LB81, introduced by Bellevue Sen. Abbie Cornett, would prohibit metropolitan class cities from levying a motor vehicle registration fee on nonresidents. Cities and villages also would be prohibited from levying a tax on nonresident motor vehicles.
Much of the discussion on the bill centered on an ordinance enacted by the city of Omaha in 2010. The ordinance requires individuals to pay a $50 fee if their vehicle is used more than 30 times a year to travel to a place of work within Omaha. The fee is collected and — after subtracting 4 percent for processing — remitted to the city by an individual’s employer.
As introduced, LB81 would limit municipal licenses or occupation taxes to only those businesses and individuals living within city limits. This provision would be removed by a pending Revenue Committee amendment.
Cornett said existing law could position cities against each other as they enact reactionary fees. LB81 would limit a city’s ability to reach outside its municipal boundaries to tax people in another jurisdiction, she said.
“If this statute is allowed to stand the way it is, you could see cities abutting against one another imposing a wheel tax,” Cornett said. “So, an individual or a home could end up paying two or three wheel taxes or, theoretically, paying a wheel tax twice on the same vehicle.”
Omaha Sen. Heath Mello said a patchwork of city motor vehicle registration fees could lead to an “arms race,” in which communities impose fees to counter fees enacted in other communities.
Omaha Sen. Brad Ashford urged senators to delay the Jan. 1, 2011, operative date of LB81, which coincides with Omaha’s fiscal year. The state has a precedent of not taking away local funding sources in the middle of city budget cycles, he said, and Omaha’s budget woes due to the recession and pension liabilities would make the bill especially burdensome right now.

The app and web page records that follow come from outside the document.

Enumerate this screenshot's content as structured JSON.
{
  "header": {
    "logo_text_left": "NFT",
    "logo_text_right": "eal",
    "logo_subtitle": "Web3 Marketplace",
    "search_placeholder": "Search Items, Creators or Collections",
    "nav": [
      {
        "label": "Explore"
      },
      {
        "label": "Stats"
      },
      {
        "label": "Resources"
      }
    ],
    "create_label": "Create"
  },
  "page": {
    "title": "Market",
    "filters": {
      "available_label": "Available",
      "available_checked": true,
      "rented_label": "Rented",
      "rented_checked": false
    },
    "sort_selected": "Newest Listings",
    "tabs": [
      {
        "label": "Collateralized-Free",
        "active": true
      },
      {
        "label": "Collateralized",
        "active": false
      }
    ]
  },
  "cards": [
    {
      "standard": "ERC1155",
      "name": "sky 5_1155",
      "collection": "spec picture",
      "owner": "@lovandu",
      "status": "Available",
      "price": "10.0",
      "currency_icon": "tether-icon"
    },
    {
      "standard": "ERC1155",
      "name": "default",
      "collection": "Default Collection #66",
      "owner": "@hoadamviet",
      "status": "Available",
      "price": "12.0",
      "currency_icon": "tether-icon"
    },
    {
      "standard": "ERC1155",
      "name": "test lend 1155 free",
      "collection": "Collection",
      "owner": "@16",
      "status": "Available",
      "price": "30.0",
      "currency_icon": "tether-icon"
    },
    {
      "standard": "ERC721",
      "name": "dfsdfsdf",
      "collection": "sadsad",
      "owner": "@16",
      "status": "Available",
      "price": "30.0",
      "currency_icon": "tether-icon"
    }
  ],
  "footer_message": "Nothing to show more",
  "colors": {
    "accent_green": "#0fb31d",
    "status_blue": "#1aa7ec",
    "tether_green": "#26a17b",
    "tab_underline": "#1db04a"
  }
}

“Let’s not put the city of Omaha in any more jeopardy than it already is,” Ashford said. “If you are going to change the wheel tax, don’t do it in the middle of a budget year. Give the city of Omaha time to react.”
Omaha’s fiscal problems are a burden, Cornett said, but not one that should be placed on people who do not live in the city, especially given the city’s relatively low property tax rate and generous use of tax increment financing, which she said has depleted its property tax base.
York Sen. Greg Adams said taxes should be fair and easy to administer. In the case of nonresident motor vehicle registration fees, he said, their collection poses challenges.
“For the life of me, I don’t know how you’re going to collect this,” Adams said.
Concern over fee collection is not a reason to vote for LB81, according to Omaha Sen. Brenda Council. She said Omaha has been collecting motor vehicle registration fees since 2006 from those living within three miles of the city limits.
The Legislature adjourned before voting on either the committee amendment or the bill’s advancement.